Together, with Ella Necheles ’21, Liv Weinstein ’21, and Courtney DeLong ’22, the pod has described the experience as rewarding not only because of the proximity to each other and the free time, but also because they are learning practical skills, such as how to grocery shop, cook, clean, and live independently.
“It feels like a gentle transition into adulthood,” Peterson said.
Bryan Head boasts a population of 83, but this fall that number surged 6 percent with the addition of five sophomores learning remotely.
“We tried to avoid bigger cities, COVID hotspots, and looked for a place near fun things to do. It was off-season so we got a good price for it, and it’s near Zion and Great Basin. All are within an hour or two of us,” said Jaxson Hill. “A few in my group are big into hiking, though I was new to it.”
Serena Wurmser, Ana Humphrey, and Hill are studying astrophysics and are also in Student Astronomers at Harvard-Radcliffe (STAHR). Hill brought a telescope and is teaching himself astrophotography, which is something he never could have done on campus.
“There’s a mountain three miles down the road at 11,000 feet,” he said. “We’ve been stargazing, and the sky is absolutely breathtaking. It’s horizon-to-horizon viewing of the Milky Way. We’ve seen Andromeda galaxy and Swan Nebula.”
The friends, including Chris Dolce and Loren Brown, shop every two weeks because the nearest Walmart is 45 minutes away. “We have to make those trips count,” Hill said.
Not being able to see other good friends is still hard, but Hill said he tries not to dwell on what’s out of his control.
“I’m glad I did this,” he said. “Even if we could have been on campus, there are so many restrictions, and it’s not regular life. I prefer to be out here doing our own things.”
This group of eight seniors saw remote learning as an opportunity to explore a new place that was different from both Harvard’s campus and their respective homes around the country. The group, hailing from Minnesota, Illinois, Florida, Alabama, New Jersey, and Massachusetts, converged in the Pocono Mountains of Pennsylvania. They arrived just before classes started and plan to stay until Thanksgiving.

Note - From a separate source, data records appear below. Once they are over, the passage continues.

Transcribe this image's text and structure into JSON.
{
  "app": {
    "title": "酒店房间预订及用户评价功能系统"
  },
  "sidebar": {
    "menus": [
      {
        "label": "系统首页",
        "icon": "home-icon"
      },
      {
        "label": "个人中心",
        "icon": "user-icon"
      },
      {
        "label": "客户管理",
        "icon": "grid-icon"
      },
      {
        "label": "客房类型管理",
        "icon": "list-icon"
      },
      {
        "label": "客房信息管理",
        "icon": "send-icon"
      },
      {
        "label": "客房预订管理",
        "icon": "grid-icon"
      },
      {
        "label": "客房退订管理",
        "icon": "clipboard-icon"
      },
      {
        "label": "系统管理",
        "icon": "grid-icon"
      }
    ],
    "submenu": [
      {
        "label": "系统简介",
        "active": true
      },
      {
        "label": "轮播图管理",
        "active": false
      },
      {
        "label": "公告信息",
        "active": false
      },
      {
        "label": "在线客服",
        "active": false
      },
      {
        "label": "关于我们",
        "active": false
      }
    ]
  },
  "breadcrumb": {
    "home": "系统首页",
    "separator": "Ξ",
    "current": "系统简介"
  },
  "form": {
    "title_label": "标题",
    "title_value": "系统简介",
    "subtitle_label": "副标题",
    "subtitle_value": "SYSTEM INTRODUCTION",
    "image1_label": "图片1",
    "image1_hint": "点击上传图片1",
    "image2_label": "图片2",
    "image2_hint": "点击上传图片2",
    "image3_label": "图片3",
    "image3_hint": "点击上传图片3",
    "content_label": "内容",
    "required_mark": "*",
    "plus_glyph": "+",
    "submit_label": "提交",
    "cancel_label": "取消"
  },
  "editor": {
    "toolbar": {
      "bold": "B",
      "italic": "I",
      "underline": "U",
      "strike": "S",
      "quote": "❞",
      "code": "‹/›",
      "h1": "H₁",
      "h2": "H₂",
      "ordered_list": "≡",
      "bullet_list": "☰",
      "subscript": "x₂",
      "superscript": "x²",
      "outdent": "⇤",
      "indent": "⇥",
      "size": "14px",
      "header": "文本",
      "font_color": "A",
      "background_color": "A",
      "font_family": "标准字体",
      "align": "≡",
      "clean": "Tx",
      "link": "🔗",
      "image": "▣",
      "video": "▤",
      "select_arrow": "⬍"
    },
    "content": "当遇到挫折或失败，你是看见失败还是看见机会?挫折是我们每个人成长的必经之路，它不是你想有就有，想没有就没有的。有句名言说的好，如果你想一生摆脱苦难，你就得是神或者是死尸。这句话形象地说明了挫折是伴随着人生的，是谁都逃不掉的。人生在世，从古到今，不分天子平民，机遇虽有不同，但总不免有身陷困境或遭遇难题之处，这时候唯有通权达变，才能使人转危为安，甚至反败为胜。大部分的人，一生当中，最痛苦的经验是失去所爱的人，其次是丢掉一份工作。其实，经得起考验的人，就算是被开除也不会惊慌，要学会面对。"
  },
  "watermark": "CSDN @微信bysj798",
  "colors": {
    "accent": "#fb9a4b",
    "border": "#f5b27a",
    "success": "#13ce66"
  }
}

“This location is a great combination of affordability and practicality. It is driving distance to all of the necessary places like the grocery store; there are relatively low levels of local coronavirus cases; and the house itself has access to internet connection that allows us to effectively participate in our classes,” said Alicia Zhang.
“The area we are in is really different from where a lot of us come from — it is rural and beautiful, and there is a lake just three or four minutes down the road,” said Joyce Lu. “The environment here is much more relaxed. At Harvard, we might be rushing from class to class, or meeting to meeting. Here, we can take more time to ourselves, and more time to be with each other.”
Veronika Melnik said that though the group is taking a variety of different classes, they are able to learn from each other and hold one another accountable for their schoolwork because of their proximity.
Jake Lazar, Annika McDermott-Hinman, Chris Sun, Graham Macklin, and Davis Tyler-Dudley round out the pod. At Harvard they live in Kirkland and Eliot Houses, but in the Poconos they have enjoyed the changing fall foliage on hikes and runs as well as learning about each other’s food preferences. They plan to organize group costumes for their Halloween celebration and cook a Friendsgiving dinner.
“We are very lucky to be in a position where we can have this unique experience. And though it isn’t the same as being on Harvard’s campus, it is still really rewarding and fun, and will definitely be something that we remember forever,” Zhang said.